The petulant cry of ''Entertain me!'' may not have been entirely restricted in the past to sheiks, late Roman emperors, and the more decadent French kings. But boredom has been taken to depend on a well-filled stomach and lots of spare time -- two things most people have not shared abundantly throughout history.
If boredom is not a modern malaise, it certainly requires the modern sense of self-consciousness. Ancient languages are rich and precise in words describing weariness and fatigue and every variety of physical and mental suffering. But boredom? Even the Greeks did not have a word for it.
The Penguin Dictionary of Quotations lists 24 instances of Bore, Bored, Boredom, Boring, but none of them pop up until well into the 19th century.
Byron, who can sound so late-20th-century, may be considered the literary godfather of boredom. He was definitely bored beyond the resources of a weekend with room service. From the depths of his yawn he wrote: Society is now one polished horde, Formed of two mighty tribes, the Bores and the Bored.
The Danish theologian Kierkegaard concurred in this Byronic division of the world into two parts, adding the rule: People who are never bored tend to bore others, while people who amuse others are inclined to be bored themselves.
What to do with one's life? How to find a sense of Purpose? Questions like these -- the questions of a calling, a center to existence -- are the questions that run through modern literature. Over a century of novels and plays, and later, films, treat the classic cases of ennui -- the Madame Bovarys and the J. Alfred Prufrocks, the characters staring off into some middle distance and asking: Is this all there is? The star-crossed faces that haunt us -- Humphrey Bogart, Marlon Brando, Marlene Dietrich, Hedy Lamarr -- seem to express boredom at a romantic pitch of wistfulness, anger, or despair.
Call it ''cool'' if you will, but boredom has almost become our style.
As time has gone by, more and more ordinary people have claimed the elitism of the deep sigh. The housewife, the male facing midlife crisis, the retired person, the adolescent in full groan -- almost every subdivision of the middle class has been singled out as a specialist in boredom. Regions of the country even compete for the championship of monotony -- that extra bland something that drives inhabitants to New York or Paris or Tahiti.
Cross-country skiing, cable TV, package tours to the Himalayas, a weekend with room service -- we are familiar with all the remedies. Alas, we are also familiar -- to the point of further boredom -- with the fact that they seldom work.
But no summary of the history of boredom prepares us for that awful line, ''Joseph, you have a problem'' -- which, no doubt, Joseph will treasure up and apply in reverse a week or a month or a year later. This is something new -- not simply to blame others for our unhappiness, but to do it with a sense of social justice. It is as if freedom from boredom has been proclaimed the latest human right that Somebody Else is violating.

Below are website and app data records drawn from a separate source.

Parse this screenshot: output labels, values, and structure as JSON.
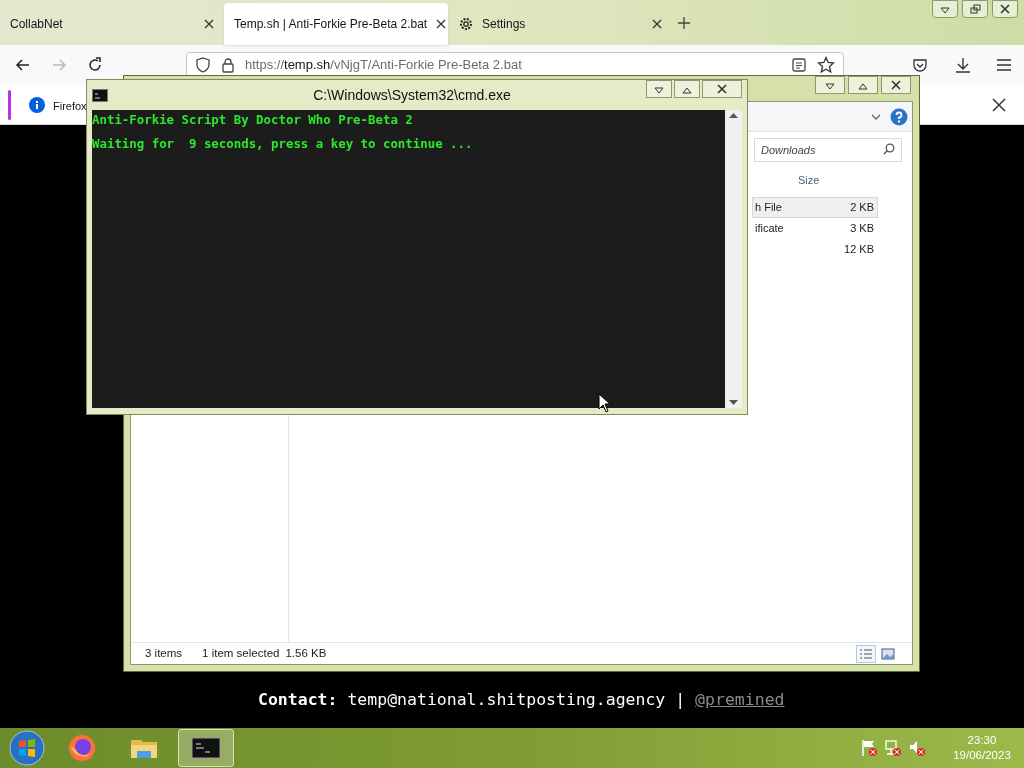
{
  "browser": {
    "tabs": [
      {
        "label": "CollabNet",
        "kind": "page",
        "selected": false
      },
      {
        "label": "Temp.sh | Anti-Forkie Pre-Beta 2.bat",
        "kind": "page",
        "selected": true
      },
      {
        "label": "Settings",
        "kind": "settings",
        "selected": false
      }
    ],
    "nav": [
      {
        "kind": "back",
        "disabled": false
      },
      {
        "kind": "forward",
        "disabled": true
      },
      {
        "kind": "reload",
        "disabled": false
      }
    ],
    "url": "https://**temp.sh**/vNjgT/Anti-Forkie Pre-Beta 2.bat",
    "notification": {
      "text": "Firefox"
    }
  },
  "explorer": {
    "search": {
      "placeholder": "Downloads"
    },
    "columns": [
      {
        "label": "Size"
      }
    ],
    "rows": [
      {
        "type": "h File",
        "size": "2 KB",
        "selected": true
      },
      {
        "type": "ificate",
        "size": "3 KB",
        "selected": false
      },
      {
        "size": "12 KB",
        "selected": false
      }
    ],
    "status": {
      "count": "3 items",
      "selection": "1 item selected",
      "size": "1.56 KB"
    }
  },
  "console": {
    "title": "C:\\Windows\\System32\\cmd.exe",
    "lines": [
      "Anti-Forkie Script By Doctor Who Pre-Beta 2",
      "Waiting for  9 seconds, press a key to continue ..."
    ]
  },
  "page": {
    "contact": "**Contact:** temp@national.shitposting.agency |",
    "handle": "@premined"
  },
  "taskbar": {
    "apps": [
      {
        "kind": "firefox",
        "active": false
      },
      {
        "kind": "explorer",
        "active": false
      },
      {
        "kind": "console",
        "active": true
      }
    ],
    "clock": {
      "time": "23:30",
      "date": "19/06/2023"
    }
  }
}
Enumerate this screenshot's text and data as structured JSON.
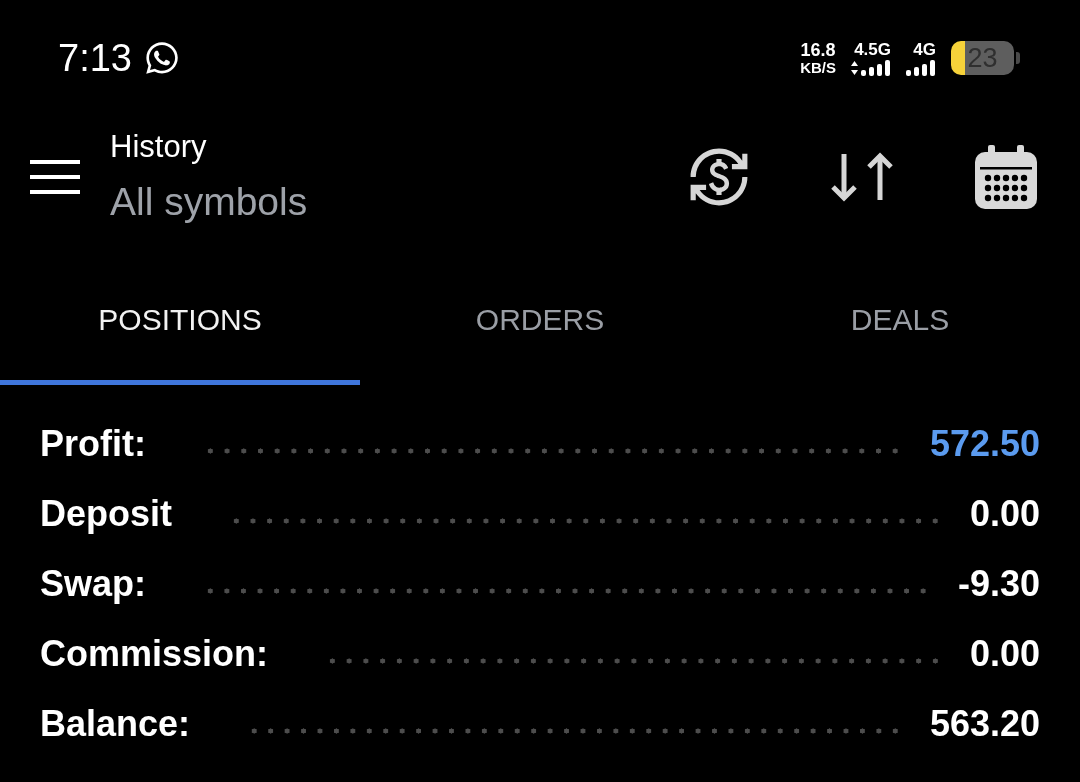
{
  "status_bar": {
    "time": "7:13",
    "net_speed": {
      "value": "16.8",
      "unit": "KB/S"
    },
    "networks": [
      {
        "label": "4.5G",
        "activity": true
      },
      {
        "label": "4G",
        "activity": false
      }
    ],
    "battery": "23"
  },
  "header": {
    "title": "History",
    "subtitle": "All symbols"
  },
  "tabs": [
    {
      "label": "POSITIONS",
      "selected": true
    },
    {
      "label": "ORDERS",
      "selected": false
    },
    {
      "label": "DEALS",
      "selected": false
    }
  ],
  "summary": [
    {
      "label": "Profit:",
      "value": "572.50",
      "highlighted": true
    },
    {
      "label": "Deposit",
      "value": "0.00",
      "highlighted": false
    },
    {
      "label": "Swap:",
      "value": "-9.30",
      "highlighted": false
    },
    {
      "label": "Commission:",
      "value": "0.00",
      "highlighted": false
    },
    {
      "label": "Balance:",
      "value": "563.20",
      "highlighted": false
    }
  ]
}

Let us declare ourselves victims of anything, but no, Joseph, let us not declare ourselves victims of boredom. If we are not responsible for our own boredom, what are we responsible for?